● **Assignment**:
Look through the entries below. Report each line that has the word "this" in it.

::: Data to use :::

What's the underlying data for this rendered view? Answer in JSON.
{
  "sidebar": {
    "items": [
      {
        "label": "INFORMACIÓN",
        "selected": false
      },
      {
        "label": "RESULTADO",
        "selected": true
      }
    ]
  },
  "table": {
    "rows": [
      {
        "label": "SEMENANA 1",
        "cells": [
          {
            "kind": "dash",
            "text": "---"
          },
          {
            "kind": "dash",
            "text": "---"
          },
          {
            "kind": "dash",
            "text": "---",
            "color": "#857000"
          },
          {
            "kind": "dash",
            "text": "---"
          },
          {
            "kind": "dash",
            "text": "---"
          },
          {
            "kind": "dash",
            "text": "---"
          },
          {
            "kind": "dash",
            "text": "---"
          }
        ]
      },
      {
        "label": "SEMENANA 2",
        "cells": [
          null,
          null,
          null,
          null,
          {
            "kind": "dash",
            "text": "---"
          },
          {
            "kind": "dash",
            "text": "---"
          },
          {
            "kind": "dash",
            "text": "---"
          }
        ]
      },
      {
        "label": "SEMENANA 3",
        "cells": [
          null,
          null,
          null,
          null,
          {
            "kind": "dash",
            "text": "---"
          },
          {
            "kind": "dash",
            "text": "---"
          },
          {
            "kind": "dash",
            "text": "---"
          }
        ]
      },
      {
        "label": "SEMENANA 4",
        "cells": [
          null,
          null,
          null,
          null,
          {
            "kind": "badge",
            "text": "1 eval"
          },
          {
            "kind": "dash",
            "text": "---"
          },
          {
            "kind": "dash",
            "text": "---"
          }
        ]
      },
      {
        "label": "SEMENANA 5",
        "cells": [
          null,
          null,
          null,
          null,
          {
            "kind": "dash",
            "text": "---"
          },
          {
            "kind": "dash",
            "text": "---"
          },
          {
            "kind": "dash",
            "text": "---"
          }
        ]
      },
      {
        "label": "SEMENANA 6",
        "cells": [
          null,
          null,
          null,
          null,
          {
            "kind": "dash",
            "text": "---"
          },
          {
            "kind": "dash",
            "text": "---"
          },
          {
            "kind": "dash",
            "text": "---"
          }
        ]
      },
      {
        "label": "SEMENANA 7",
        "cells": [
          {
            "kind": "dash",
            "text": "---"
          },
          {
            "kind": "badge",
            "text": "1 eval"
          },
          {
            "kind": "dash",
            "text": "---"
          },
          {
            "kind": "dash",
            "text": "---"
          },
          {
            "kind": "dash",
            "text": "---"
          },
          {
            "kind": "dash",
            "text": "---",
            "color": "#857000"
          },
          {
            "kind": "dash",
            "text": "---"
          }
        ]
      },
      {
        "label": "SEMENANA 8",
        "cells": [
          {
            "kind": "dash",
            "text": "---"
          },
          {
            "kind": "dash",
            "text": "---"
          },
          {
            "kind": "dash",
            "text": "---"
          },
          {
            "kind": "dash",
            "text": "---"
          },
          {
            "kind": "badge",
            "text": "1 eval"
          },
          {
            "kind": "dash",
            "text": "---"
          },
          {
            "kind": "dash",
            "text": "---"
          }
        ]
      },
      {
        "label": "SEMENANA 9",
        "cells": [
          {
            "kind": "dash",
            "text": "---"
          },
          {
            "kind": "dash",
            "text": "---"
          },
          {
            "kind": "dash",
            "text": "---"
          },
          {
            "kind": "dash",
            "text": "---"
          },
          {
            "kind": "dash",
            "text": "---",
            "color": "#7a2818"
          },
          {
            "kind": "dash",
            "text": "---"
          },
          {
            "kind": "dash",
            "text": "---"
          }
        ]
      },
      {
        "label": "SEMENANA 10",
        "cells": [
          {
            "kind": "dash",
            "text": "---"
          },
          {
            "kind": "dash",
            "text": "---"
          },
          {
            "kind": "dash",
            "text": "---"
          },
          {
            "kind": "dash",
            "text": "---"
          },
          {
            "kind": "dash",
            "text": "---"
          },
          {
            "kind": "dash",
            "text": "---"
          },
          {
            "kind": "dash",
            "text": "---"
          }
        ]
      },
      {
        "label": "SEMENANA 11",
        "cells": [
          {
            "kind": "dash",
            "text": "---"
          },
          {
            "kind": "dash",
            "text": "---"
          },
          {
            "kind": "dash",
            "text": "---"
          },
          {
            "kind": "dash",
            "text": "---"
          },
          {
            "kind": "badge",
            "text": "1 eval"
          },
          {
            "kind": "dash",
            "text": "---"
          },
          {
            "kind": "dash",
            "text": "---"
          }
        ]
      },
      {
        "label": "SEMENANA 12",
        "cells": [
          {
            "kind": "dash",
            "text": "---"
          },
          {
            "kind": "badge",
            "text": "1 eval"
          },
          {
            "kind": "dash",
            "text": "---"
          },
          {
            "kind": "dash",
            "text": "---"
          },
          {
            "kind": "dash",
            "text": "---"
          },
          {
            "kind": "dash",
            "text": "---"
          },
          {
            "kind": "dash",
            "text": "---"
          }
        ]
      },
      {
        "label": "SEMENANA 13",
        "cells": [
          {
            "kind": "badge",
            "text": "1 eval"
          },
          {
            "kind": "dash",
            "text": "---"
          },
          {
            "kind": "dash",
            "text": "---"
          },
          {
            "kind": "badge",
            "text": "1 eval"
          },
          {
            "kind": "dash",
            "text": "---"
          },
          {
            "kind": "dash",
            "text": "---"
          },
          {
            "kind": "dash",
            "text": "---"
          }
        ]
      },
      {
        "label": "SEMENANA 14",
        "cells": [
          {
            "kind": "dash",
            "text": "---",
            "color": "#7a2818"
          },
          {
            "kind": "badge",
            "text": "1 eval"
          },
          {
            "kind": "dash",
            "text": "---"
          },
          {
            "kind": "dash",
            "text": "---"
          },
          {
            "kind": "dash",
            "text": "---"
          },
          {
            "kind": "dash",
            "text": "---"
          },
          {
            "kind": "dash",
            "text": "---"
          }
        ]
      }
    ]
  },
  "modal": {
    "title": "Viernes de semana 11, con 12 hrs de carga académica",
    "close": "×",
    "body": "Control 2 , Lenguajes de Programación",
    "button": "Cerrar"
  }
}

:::
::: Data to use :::

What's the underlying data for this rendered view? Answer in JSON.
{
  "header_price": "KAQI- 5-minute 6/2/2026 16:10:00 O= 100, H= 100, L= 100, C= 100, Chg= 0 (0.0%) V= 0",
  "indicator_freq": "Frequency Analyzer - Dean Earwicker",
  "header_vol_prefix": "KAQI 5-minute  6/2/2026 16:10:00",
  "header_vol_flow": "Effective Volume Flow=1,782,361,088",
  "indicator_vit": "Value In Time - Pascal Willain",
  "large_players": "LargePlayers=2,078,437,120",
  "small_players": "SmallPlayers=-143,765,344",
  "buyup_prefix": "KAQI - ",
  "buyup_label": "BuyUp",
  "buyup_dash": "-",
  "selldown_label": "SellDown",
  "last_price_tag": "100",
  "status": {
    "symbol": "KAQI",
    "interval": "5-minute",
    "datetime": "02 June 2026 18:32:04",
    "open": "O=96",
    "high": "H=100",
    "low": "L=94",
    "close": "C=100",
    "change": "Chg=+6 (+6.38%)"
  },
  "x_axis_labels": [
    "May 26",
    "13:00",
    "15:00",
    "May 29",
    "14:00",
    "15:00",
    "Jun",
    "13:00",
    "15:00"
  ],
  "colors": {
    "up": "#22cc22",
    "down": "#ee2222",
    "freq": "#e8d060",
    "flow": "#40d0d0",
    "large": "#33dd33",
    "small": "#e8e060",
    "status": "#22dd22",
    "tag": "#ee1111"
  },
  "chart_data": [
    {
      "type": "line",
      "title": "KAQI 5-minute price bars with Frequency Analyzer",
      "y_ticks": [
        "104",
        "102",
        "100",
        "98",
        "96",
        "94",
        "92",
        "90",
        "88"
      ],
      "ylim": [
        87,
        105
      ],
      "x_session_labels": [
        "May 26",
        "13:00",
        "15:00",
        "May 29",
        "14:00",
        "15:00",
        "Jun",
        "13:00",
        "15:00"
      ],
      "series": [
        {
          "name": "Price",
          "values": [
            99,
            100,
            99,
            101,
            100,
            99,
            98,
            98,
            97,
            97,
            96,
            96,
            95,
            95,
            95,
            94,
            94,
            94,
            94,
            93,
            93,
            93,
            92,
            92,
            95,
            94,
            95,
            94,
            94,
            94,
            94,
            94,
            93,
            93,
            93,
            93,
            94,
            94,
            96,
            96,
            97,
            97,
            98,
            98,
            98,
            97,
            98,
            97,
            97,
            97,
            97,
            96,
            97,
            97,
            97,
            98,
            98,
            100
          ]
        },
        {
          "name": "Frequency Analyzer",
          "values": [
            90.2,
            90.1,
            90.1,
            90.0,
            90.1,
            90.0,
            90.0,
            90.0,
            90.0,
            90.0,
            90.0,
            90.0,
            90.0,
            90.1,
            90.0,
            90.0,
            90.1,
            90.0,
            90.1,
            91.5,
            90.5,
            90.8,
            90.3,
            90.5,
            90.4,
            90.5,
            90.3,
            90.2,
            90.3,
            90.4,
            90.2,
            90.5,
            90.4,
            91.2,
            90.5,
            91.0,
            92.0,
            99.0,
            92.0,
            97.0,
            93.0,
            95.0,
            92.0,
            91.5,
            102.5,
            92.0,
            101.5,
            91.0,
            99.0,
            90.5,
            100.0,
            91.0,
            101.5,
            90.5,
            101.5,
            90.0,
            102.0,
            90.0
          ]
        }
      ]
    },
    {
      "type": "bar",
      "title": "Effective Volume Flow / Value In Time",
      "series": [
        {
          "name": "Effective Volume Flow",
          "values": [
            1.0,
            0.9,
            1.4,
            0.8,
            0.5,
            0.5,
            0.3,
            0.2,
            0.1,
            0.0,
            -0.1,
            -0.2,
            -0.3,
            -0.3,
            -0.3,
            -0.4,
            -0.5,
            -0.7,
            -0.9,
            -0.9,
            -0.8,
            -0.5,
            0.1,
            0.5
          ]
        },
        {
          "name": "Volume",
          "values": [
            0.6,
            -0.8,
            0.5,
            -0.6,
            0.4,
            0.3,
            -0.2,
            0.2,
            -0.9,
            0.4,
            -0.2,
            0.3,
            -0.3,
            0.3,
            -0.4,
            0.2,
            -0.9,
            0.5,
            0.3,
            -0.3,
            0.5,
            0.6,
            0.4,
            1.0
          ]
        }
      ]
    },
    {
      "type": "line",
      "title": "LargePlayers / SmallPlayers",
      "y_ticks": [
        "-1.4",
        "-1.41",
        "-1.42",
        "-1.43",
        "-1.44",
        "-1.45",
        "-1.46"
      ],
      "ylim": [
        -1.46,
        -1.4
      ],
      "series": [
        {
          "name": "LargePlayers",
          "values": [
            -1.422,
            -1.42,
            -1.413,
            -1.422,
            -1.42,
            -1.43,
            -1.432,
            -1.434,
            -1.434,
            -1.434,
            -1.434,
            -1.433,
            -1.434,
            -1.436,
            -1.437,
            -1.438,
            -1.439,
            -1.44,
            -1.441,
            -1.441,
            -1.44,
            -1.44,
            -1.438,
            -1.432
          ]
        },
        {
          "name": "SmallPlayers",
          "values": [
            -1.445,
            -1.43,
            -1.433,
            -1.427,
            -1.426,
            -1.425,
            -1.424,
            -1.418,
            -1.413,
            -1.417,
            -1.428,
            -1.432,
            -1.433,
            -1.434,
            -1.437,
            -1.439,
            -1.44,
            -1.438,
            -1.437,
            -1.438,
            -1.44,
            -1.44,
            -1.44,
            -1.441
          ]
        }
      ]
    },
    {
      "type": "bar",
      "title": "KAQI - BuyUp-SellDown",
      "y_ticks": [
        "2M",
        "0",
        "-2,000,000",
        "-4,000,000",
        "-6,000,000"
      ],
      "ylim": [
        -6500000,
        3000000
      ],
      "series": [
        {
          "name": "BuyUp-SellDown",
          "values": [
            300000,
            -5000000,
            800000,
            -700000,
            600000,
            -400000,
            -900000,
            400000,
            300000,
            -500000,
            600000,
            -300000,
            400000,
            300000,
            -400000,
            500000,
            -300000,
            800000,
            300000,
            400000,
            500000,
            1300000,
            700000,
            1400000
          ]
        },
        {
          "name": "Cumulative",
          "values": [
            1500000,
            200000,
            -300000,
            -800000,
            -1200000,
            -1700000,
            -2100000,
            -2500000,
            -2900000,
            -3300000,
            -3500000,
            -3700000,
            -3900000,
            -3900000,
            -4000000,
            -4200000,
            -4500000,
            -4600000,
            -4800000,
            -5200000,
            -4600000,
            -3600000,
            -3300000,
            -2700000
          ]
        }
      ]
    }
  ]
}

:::
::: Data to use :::

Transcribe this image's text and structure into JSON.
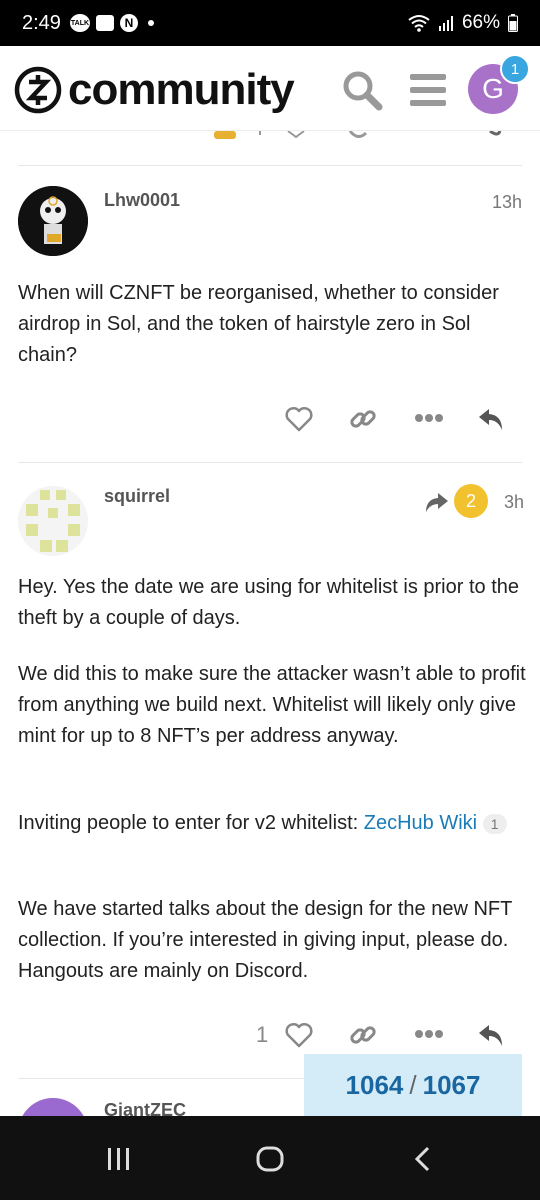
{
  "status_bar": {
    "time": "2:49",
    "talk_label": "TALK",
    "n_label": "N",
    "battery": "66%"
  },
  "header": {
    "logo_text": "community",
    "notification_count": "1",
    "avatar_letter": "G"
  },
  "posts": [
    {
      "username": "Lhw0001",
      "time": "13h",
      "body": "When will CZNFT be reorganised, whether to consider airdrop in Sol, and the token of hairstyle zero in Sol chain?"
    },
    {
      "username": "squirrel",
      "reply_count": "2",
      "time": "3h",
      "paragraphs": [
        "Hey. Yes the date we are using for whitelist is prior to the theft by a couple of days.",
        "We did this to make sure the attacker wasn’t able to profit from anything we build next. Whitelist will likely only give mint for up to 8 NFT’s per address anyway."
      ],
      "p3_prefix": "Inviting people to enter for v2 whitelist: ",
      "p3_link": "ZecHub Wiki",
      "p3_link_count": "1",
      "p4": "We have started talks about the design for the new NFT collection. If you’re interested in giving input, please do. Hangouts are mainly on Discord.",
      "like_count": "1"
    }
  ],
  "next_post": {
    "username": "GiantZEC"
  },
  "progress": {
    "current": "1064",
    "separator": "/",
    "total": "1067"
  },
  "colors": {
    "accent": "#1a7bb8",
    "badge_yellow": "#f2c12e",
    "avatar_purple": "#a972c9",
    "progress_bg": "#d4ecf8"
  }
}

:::

● **Solved exercise**:
What's the underlying data for this rendered view? Answer in JSON.
What's the underlying data for this rendered view? Answer in JSON.
Transcribe this image's text and structure into JSON.
        "We did this to make sure the attacker wasn’t able to profit from anything we build next. Whitelist will likely only give mint for up to 8 NFT’s per address anyway."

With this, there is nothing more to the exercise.